Context: John Selden, apparently believing that ministers of the gospel are not always given to following their own good advice to their flocks, quotes "Do as I say, not as I do." His contention is that one's practice should correspond exactly with his preaching. The same idea has been advanced by Bartholomew Young (with George Pettie) in The Civil Conversation of M. Stephen Guazzo (1586): "Take you no heed to that which I do, but mark that which I speak." James Mabbe in translating Celestina (1631) says: "Do you that good which I say, but not that ill which I do"; this version clearly indicates that one's advice is always better than his actions. Selden admirably illustrates his idea by indicating that a physician who prescribes one course of treatment for a patient and a different one for himself would do little to inspire confidence in his patients.
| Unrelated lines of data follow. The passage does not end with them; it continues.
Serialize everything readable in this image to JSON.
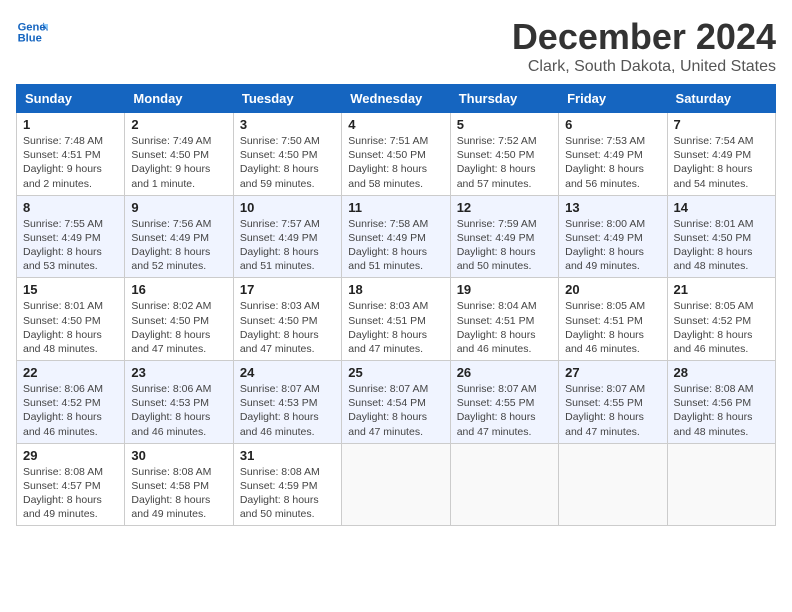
{
  "header": {
    "logo_line1": "General",
    "logo_line2": "Blue",
    "title": "December 2024",
    "subtitle": "Clark, South Dakota, United States"
  },
  "weekdays": [
    "Sunday",
    "Monday",
    "Tuesday",
    "Wednesday",
    "Thursday",
    "Friday",
    "Saturday"
  ],
  "weeks": [
    [
      {
        "day": "1",
        "sunrise": "Sunrise: 7:48 AM",
        "sunset": "Sunset: 4:51 PM",
        "daylight": "Daylight: 9 hours and 2 minutes."
      },
      {
        "day": "2",
        "sunrise": "Sunrise: 7:49 AM",
        "sunset": "Sunset: 4:50 PM",
        "daylight": "Daylight: 9 hours and 1 minute."
      },
      {
        "day": "3",
        "sunrise": "Sunrise: 7:50 AM",
        "sunset": "Sunset: 4:50 PM",
        "daylight": "Daylight: 8 hours and 59 minutes."
      },
      {
        "day": "4",
        "sunrise": "Sunrise: 7:51 AM",
        "sunset": "Sunset: 4:50 PM",
        "daylight": "Daylight: 8 hours and 58 minutes."
      },
      {
        "day": "5",
        "sunrise": "Sunrise: 7:52 AM",
        "sunset": "Sunset: 4:50 PM",
        "daylight": "Daylight: 8 hours and 57 minutes."
      },
      {
        "day": "6",
        "sunrise": "Sunrise: 7:53 AM",
        "sunset": "Sunset: 4:49 PM",
        "daylight": "Daylight: 8 hours and 56 minutes."
      },
      {
        "day": "7",
        "sunrise": "Sunrise: 7:54 AM",
        "sunset": "Sunset: 4:49 PM",
        "daylight": "Daylight: 8 hours and 54 minutes."
      }
    ],
    [
      {
        "day": "8",
        "sunrise": "Sunrise: 7:55 AM",
        "sunset": "Sunset: 4:49 PM",
        "daylight": "Daylight: 8 hours and 53 minutes."
      },
      {
        "day": "9",
        "sunrise": "Sunrise: 7:56 AM",
        "sunset": "Sunset: 4:49 PM",
        "daylight": "Daylight: 8 hours and 52 minutes."
      },
      {
        "day": "10",
        "sunrise": "Sunrise: 7:57 AM",
        "sunset": "Sunset: 4:49 PM",
        "daylight": "Daylight: 8 hours and 51 minutes."
      },
      {
        "day": "11",
        "sunrise": "Sunrise: 7:58 AM",
        "sunset": "Sunset: 4:49 PM",
        "daylight": "Daylight: 8 hours and 51 minutes."
      },
      {
        "day": "12",
        "sunrise": "Sunrise: 7:59 AM",
        "sunset": "Sunset: 4:49 PM",
        "daylight": "Daylight: 8 hours and 50 minutes."
      },
      {
        "day": "13",
        "sunrise": "Sunrise: 8:00 AM",
        "sunset": "Sunset: 4:49 PM",
        "daylight": "Daylight: 8 hours and 49 minutes."
      },
      {
        "day": "14",
        "sunrise": "Sunrise: 8:01 AM",
        "sunset": "Sunset: 4:50 PM",
        "daylight": "Daylight: 8 hours and 48 minutes."
      }
    ],
    [
      {
        "day": "15",
        "sunrise": "Sunrise: 8:01 AM",
        "sunset": "Sunset: 4:50 PM",
        "daylight": "Daylight: 8 hours and 48 minutes."
      },
      {
        "day": "16",
        "sunrise": "Sunrise: 8:02 AM",
        "sunset": "Sunset: 4:50 PM",
        "daylight": "Daylight: 8 hours and 47 minutes."
      },
      {
        "day": "17",
        "sunrise": "Sunrise: 8:03 AM",
        "sunset": "Sunset: 4:50 PM",
        "daylight": "Daylight: 8 hours and 47 minutes."
      },
      {
        "day": "18",
        "sunrise": "Sunrise: 8:03 AM",
        "sunset": "Sunset: 4:51 PM",
        "daylight": "Daylight: 8 hours and 47 minutes."
      },
      {
        "day": "19",
        "sunrise": "Sunrise: 8:04 AM",
        "sunset": "Sunset: 4:51 PM",
        "daylight": "Daylight: 8 hours and 46 minutes."
      },
      {
        "day": "20",
        "sunrise": "Sunrise: 8:05 AM",
        "sunset": "Sunset: 4:51 PM",
        "daylight": "Daylight: 8 hours and 46 minutes."
      },
      {
        "day": "21",
        "sunrise": "Sunrise: 8:05 AM",
        "sunset": "Sunset: 4:52 PM",
        "daylight": "Daylight: 8 hours and 46 minutes."
      }
    ],
    [
      {
        "day": "22",
        "sunrise": "Sunrise: 8:06 AM",
        "sunset": "Sunset: 4:52 PM",
        "daylight": "Daylight: 8 hours and 46 minutes."
      },
      {
        "day": "23",
        "sunrise": "Sunrise: 8:06 AM",
        "sunset": "Sunset: 4:53 PM",
        "daylight": "Daylight: 8 hours and 46 minutes."
      },
      {
        "day": "24",
        "sunrise": "Sunrise: 8:07 AM",
        "sunset": "Sunset: 4:53 PM",
        "daylight": "Daylight: 8 hours and 46 minutes."
      },
      {
        "day": "25",
        "sunrise": "Sunrise: 8:07 AM",
        "sunset": "Sunset: 4:54 PM",
        "daylight": "Daylight: 8 hours and 47 minutes."
      },
      {
        "day": "26",
        "sunrise": "Sunrise: 8:07 AM",
        "sunset": "Sunset: 4:55 PM",
        "daylight": "Daylight: 8 hours and 47 minutes."
      },
      {
        "day": "27",
        "sunrise": "Sunrise: 8:07 AM",
        "sunset": "Sunset: 4:55 PM",
        "daylight": "Daylight: 8 hours and 47 minutes."
      },
      {
        "day": "28",
        "sunrise": "Sunrise: 8:08 AM",
        "sunset": "Sunset: 4:56 PM",
        "daylight": "Daylight: 8 hours and 48 minutes."
      }
    ],
    [
      {
        "day": "29",
        "sunrise": "Sunrise: 8:08 AM",
        "sunset": "Sunset: 4:57 PM",
        "daylight": "Daylight: 8 hours and 49 minutes."
      },
      {
        "day": "30",
        "sunrise": "Sunrise: 8:08 AM",
        "sunset": "Sunset: 4:58 PM",
        "daylight": "Daylight: 8 hours and 49 minutes."
      },
      {
        "day": "31",
        "sunrise": "Sunrise: 8:08 AM",
        "sunset": "Sunset: 4:59 PM",
        "daylight": "Daylight: 8 hours and 50 minutes."
      },
      null,
      null,
      null,
      null
    ]
  ]
}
As he puts it:
Preachers say, "Do as I say, not as I do." But if a physician had the same disease upon him that I have, and he should bid me do one thing and he do quite another, could I believe him?